Content is King, But the King Needs a New Wardrobe

The greatest value to advertisers of new media technologies is not the ability to aggregate and buy audiences at progressively more cost efficient prices. It's the ability to work with content producers who can identify their audiences, build databases and loyalty programs, enable direct communication to targeted audiences and motivate them to act in measureable ways. As evidenced by Google's introduction of its Do-It-Yourself App Creation software, targeted to teens and unsophisticated users, both technology and content will become increasingly commoditized into the foreseeable future. Audiences will be progressively more splintered and difficult to reach. The value of media sellers that can successfully reach and motivate audiences will, in this emerging marketplace, become even more valuable.

Although most forecasters, including me, are reasonably bullish on the future of advertising, growth projections remain at or below inflation levels, meaning real growth will be flat to down for the ad business.
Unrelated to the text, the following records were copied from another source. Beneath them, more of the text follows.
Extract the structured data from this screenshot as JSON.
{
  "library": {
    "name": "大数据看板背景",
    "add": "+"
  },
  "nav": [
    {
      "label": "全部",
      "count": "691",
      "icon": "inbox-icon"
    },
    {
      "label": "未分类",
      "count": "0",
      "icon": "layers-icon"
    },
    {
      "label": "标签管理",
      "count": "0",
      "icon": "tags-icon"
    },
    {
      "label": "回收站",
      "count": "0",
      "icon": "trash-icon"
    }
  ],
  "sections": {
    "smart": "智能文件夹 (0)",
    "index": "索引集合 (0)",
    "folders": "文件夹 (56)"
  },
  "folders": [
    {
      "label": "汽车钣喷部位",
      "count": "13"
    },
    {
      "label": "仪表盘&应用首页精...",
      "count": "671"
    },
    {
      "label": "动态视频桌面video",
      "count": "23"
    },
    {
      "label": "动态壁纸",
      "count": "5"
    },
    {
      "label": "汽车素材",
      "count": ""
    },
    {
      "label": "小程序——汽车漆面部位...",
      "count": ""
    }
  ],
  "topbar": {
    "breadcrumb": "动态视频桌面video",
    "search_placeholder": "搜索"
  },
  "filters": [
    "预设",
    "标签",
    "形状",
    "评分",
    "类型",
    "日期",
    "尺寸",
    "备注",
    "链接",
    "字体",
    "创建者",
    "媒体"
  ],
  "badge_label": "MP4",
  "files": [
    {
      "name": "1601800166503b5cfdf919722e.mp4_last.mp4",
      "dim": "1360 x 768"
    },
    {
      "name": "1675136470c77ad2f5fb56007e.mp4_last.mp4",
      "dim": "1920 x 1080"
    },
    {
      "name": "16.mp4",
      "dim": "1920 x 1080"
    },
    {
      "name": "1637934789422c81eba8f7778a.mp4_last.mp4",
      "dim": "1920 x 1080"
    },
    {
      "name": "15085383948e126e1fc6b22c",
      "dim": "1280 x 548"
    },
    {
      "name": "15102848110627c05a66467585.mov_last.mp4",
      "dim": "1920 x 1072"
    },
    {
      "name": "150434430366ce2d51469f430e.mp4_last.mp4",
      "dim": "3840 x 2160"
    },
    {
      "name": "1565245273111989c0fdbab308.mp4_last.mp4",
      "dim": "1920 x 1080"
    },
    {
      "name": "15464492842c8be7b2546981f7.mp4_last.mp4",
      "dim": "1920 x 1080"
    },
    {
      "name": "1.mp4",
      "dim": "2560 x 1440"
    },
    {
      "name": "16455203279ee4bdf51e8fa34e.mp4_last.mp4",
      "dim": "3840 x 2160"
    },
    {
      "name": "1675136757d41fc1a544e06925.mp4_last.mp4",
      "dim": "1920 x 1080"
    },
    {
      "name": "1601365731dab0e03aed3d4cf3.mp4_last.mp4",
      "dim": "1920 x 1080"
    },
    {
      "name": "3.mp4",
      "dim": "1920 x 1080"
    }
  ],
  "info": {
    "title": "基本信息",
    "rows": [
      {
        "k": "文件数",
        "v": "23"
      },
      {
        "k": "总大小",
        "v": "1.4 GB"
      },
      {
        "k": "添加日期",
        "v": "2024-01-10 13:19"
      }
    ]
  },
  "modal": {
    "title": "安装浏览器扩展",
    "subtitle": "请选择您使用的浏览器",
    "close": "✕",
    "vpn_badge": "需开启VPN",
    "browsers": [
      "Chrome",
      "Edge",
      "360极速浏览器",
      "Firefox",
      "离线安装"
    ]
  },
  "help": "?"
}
Many of today's media content producers will find it progressively more difficult to maintain reach, and there simply will not be sufficient dollars in the marketplace to sustain the mid-single digit growth that they require without restructuring their current business models. Even those that can scale their audiences will experience ad costs that decline at an accelerating rate.

Traditional content-centric media sellers will need to have in place alternative business models that generate revenues above and beyond what is available in the share-of-market and CPM game they play in now.

For at least three decades, consultants, economists and analysts have been recommending that media companies expand their focus beyond marketers' advertising budgets and take a more holistic approach to the marketing ecosystem to attract non-advertising marketing budgets. Through these capabilities, content-centric media companies can begin attracting those non-advertising marketing dollars that are targeted to retail trade initiatives, consumer sales promotion, event marketing, social and conversational interaction, direct sales and other "below-the-line" activities. At some point during this decade, commoditization will catch up to even the most protected media assets and those that have developed alternative revenue models will be thankful they did.

Read Jack's weekly commentary at and Myers' full commentary on this topic, including relevant economic data, is available to corporate subscribers of Jack Myers Media Business Report.

To communicate with or to be contacted by the executives and/or companies mentioned in this column, please email your information and the column headline to Jack directly at


This post originally appeared at